As a General manager you should aim to have a happy customers.
There are times, though, when customers become unhappy, even though you believe they have no right to be. And remain less than happy, no matter what you do.
Today, I’d like to offer some advice, an explanation, and a general strategy.
The advice is- get used to it.
While you can create a great environment for customers, you can’t make some unhappy customers happy. And even if you do try to make them happy you may not succeed. If you are able to consistently deliver what you promise to customers this is enough… but here’s how to understand that maybe it won’t be enough for some and what you can start doing about it.
So now the explanation- why are some customers happy and others are unhappy in exactly the same situation?
Let me share a situation…
Travelling overseas I arrived early at my hotel. As I waited to check in the reception staff mentioned that they would be able to upgrade my room to a suite overlooking the beach. The room was being cleaned and they would confirm in half an hour.
Wow I was ecstatic. Here I was being upgraded.
I waited expectant and delighted. As I was asked to check in, I asked about the upgrade, and the reception staff said that it wouldn’t be possible now as they had found some defects in the room, and it wouldn’t be available. I said I didn’t mind the minor defects, to get a suite and a view (for free). The reply was that they wished all their guests to have a perfect stay and they were not permitted to put people into potentially substandard rooms.
So now I’m unhappy. I have got exactly what I purchased, but I’m still unhappy.
H = R – E
How can happiness be influenced by things we don’t have, never expected to have and wouldn’t have missed, if the thought hadn’t occurred to us? Economists Rakesh Sarin and Manel Baucells, in their book Engineering Happiness, have researched this phenomenon and created this simple equation: happiness equals reality minus expectations. The implication, in my case, is that if you raise my expectations beyond reality’s capacity to meet them, I become unhappy.
Some people have congenitally high expectations. They pay you a dollar and expect a hundred dollars worth of service. You try to bend the rules for others and they try to take more, they have expectations that they are special and you should do these things for them.
Interestingly, the reverse equation applies, too: you can make people happier, studies suggest, by delivering bad news, then withdrawing it. Hence the used car salesman’s trick: lure the customer with a deal; reveal it doesn’t apply to the car they are considering; then have a word with your manager, who (just this one time, even though its against policy) agrees to an exception. Relief triggers happiness, and a sale.
As your customer service performance increases expectations of that performance also increase. Your business is then forced into a never ending cycle of performance escalation.
Here’s an example; Changi Airport. Rated number one airport in the world, consistently. Sounds great. But lets dig a little deeper. All visitors rate Changi around 7-8 out of 10 in most reviews Here’s the latest Skytrax, top 20, Changi (and Incheon) are far ahead of the other top airports
Yet, Singaporeans, consistently view Changi as below average in performance. Again data from the latest Skytrax survey, and there’s Changi rated by Singaporean’s at 4.6… and no there aren’t two different Changi Airports.

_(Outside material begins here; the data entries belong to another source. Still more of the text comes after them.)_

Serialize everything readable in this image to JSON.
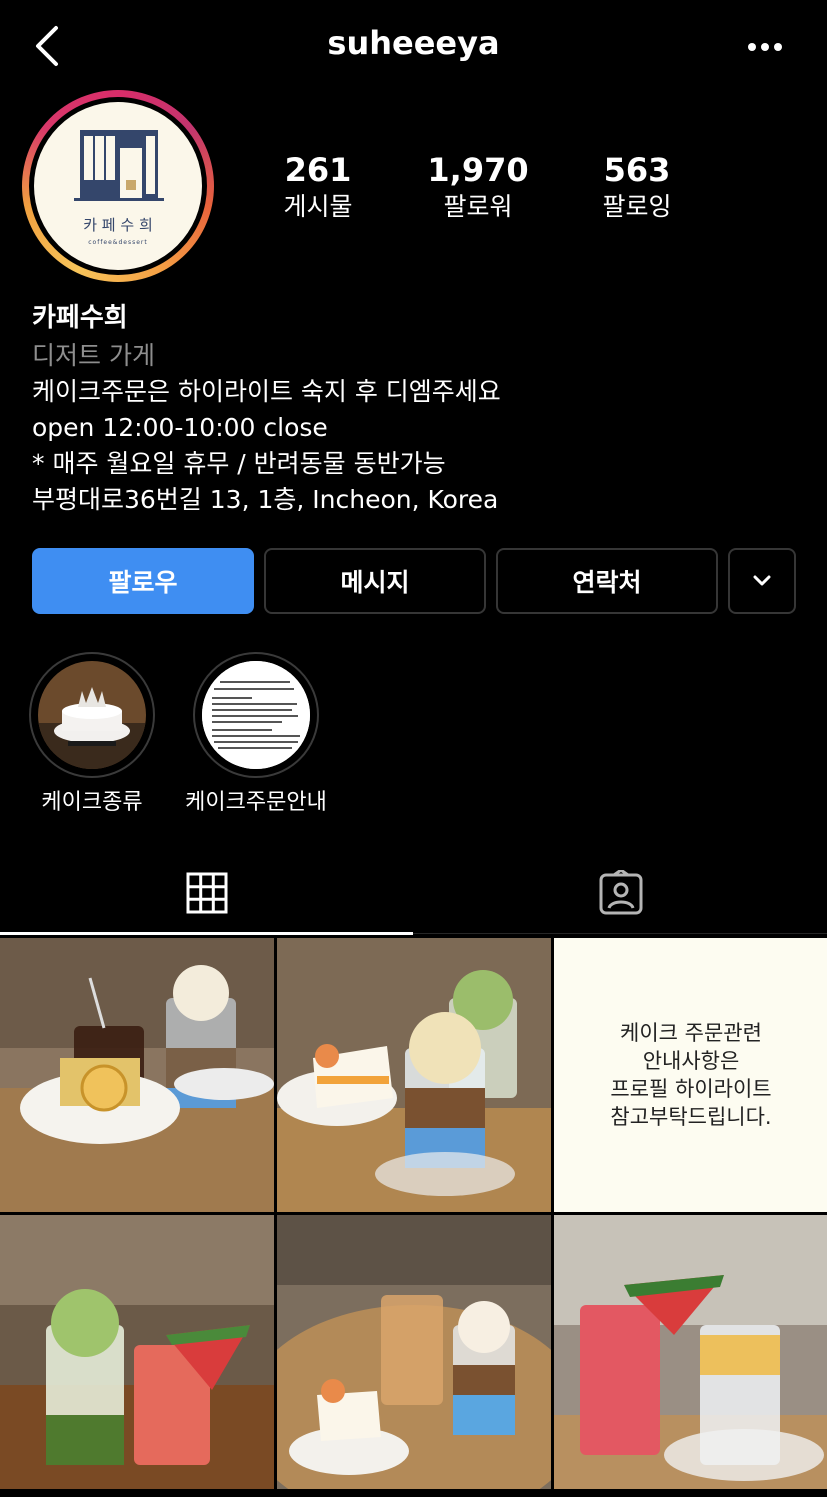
{
  "header": {
    "username": "suheeeya",
    "back_icon": "chevron-left-icon",
    "more_icon": "more-horizontal-icon"
  },
  "avatar": {
    "logo_text": "카 페 수 희",
    "logo_sub": "coffee&dessert"
  },
  "stats": [
    {
      "value": "261",
      "label": "게시물"
    },
    {
      "value": "1,970",
      "label": "팔로워"
    },
    {
      "value": "563",
      "label": "팔로잉"
    }
  ],
  "bio": {
    "name": "카페수희",
    "category": "디저트 가게",
    "lines": [
      "케이크주문은 하이라이트 숙지 후 디엠주세요",
      "open 12:00-10:00 close",
      "* 매주 월요일 휴무 / 반려동물 동반가능",
      "부평대로36번길 13, 1층, Incheon, Korea"
    ]
  },
  "buttons": {
    "follow": "팔로우",
    "message": "메시지",
    "contact": "연락처"
  },
  "highlights": [
    {
      "label": "케이크종류"
    },
    {
      "label": "케이크주문안내"
    }
  ],
  "tabs": {
    "grid_icon": "grid-icon",
    "tagged_icon": "tagged-person-icon"
  },
  "notice_post": {
    "lines": [
      "케이크 주문관련",
      "안내사항은",
      "프로필 하이라이트",
      "참고부탁드립니다."
    ]
  },
  "colors": {
    "follow_button": "#3f8ef2",
    "secondary_text": "#8e8e8e",
    "background": "#000000"
  }
}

Why this significant difference? My hypothesis is that Singaporean’s are used to the absolutely fantastic service at Changi and their expectations of Changi are sky high, and so their happiness degrades when reality doesn’t meet these sky high expectations and they record their disappointment on the survey.
Here’s my own personal view- “At Changi Airport, I expect to get through an empty passport control immediately”, reality bites- “D**n, there a queue, I’m having to wait “.
So how can you use this in a business environment?
While keeping your service exceptionally good, ensure that you manage your customers expectations. I will focus on strategies in the next post, but here’s a taster on how to implement this strategy. This is the typical under promise and over deliver. But don’t over do either.
Singapore Airlines manages your expectations well by stating that their departure time is 10 minutes later than they plan it to be and arrival time is half an hour later than they aim for (check Flightaware for the actual times). SIA have a built-in expectation management into their timetable. Hence the normal comment from the SIA Pilot “Ladies and Gentlemen, you’ll be happy to know we’ll be taking off a little earlier than schedule, and we think we’ll be able to land 10 minutes earlier than scheduled”. The result of this is you are delighted, Singapore Airlines has just given you back 10 minutes of your life. And the Pilot again, an hour before landing at Changi; “Ladies and Gentlemen, we’ve been able to make up some time, we’ll be landing fifteen minutes earlier than scheduled” You feel even better.
This management approach is echoed with the view from SIA ground staff. If you ask for something out of the ordinary, their response is rarely, “Yes, we can do that“. Their response is a more measured; “Normally, Sir, we wouldn’t be able to do that, but let me see what my supervisor says“. Your expectations have been brought back into line, so that when you get the green light that taking that extra bag on board is OK, you are made to feel delighted, expectations exceeded.
Next, we have five strategies for managing expectations.